▶ WHAT YOU WILL DO
For every entry that follows, return an identical copy.

▶ DATASET EXTRACT
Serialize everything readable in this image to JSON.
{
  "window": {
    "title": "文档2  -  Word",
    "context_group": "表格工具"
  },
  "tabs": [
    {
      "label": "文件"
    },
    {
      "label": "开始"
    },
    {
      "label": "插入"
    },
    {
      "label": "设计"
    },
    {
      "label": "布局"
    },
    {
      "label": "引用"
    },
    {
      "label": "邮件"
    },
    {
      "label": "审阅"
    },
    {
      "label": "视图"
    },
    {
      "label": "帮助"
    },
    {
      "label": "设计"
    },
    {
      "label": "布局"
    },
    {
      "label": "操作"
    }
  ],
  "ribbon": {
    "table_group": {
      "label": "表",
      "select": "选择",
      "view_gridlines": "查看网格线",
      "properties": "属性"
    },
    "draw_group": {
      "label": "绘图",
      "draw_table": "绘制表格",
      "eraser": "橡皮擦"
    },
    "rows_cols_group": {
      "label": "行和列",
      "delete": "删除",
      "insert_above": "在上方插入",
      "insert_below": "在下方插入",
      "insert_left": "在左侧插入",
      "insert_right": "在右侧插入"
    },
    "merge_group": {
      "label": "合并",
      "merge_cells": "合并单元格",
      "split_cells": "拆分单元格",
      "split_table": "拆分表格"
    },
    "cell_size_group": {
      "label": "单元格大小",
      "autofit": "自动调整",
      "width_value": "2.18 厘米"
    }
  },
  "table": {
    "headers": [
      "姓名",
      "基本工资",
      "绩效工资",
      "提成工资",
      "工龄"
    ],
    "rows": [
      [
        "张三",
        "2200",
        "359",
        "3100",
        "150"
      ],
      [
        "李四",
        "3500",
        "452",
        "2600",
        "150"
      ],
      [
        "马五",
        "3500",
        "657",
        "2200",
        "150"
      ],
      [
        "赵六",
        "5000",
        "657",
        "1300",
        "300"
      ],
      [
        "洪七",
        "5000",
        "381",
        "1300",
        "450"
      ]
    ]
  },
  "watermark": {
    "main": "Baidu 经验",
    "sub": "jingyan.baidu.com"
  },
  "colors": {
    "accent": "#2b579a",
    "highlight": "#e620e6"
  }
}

▶ TASK SOLUTION
Serialize everything readable in this image to JSON.
{
  "window": {
    "title": "文档2  -  Word",
    "context_group": "表格工具"
  },
  "tabs": [
    {
      "label": "文件"
    },
    {
      "label": "开始"
    },
    {
      "label": "插入"
    },
    {
      "label": "设计"
    },
    {
      "label": "布局"
    },
    {
      "label": "引用"
    },
    {
      "label": "邮件"
    },
    {
      "label": "审阅"
    },
    {
      "label": "视图"
    },
    {
      "label": "帮助"
    },
    {
      "label": "设计"
    },
    {
      "label": "布局"
    },
    {
      "label": "操作"
    }
  ],
  "ribbon": {
    "table_group": {
      "label": "表",
      "select": "选择",
      "view_gridlines": "查看网格线",
      "properties": "属性"
    },
    "draw_group": {
      "label": "绘图",
      "draw_table": "绘制表格",
      "eraser": "橡皮擦"
    },
    "rows_cols_group": {
      "label": "行和列",
      "delete": "删除",
      "insert_above": "在上方插入",
      "insert_below": "在下方插入",
      "insert_left": "在左侧插入",
      "insert_right": "在右侧插入"
    },
    "merge_group": {
      "label": "合并",
      "merge_cells": "合并单元格",
      "split_cells": "拆分单元格",
      "split_table": "拆分表格"
    },
    "cell_size_group": {
      "label": "单元格大小",
      "autofit": "自动调整",
      "width_value": "2.18 厘米"
    }
  },
  "table": {
    "headers": [
      "姓名",
      "基本工资",
      "绩效工资",
      "提成工资",
      "工龄"
    ],
    "rows": [
      [
        "张三",
        "2200",
        "359",
        "3100",
        "150"
      ],
      [
        "李四",
        "3500",
        "452",
        "2600",
        "150"
      ],
      [
        "马五",
        "3500",
        "657",
        "2200",
        "150"
      ],
      [
        "赵六",
        "5000",
        "657",
        "1300",
        "300"
      ],
      [
        "洪七",
        "5000",
        "381",
        "1300",
        "450"
      ]
    ]
  },
  "watermark": {
    "main": "Baidu 经验",
    "sub": "jingyan.baidu.com"
  },
  "colors": {
    "accent": "#2b579a",
    "highlight": "#e620e6"
  }
}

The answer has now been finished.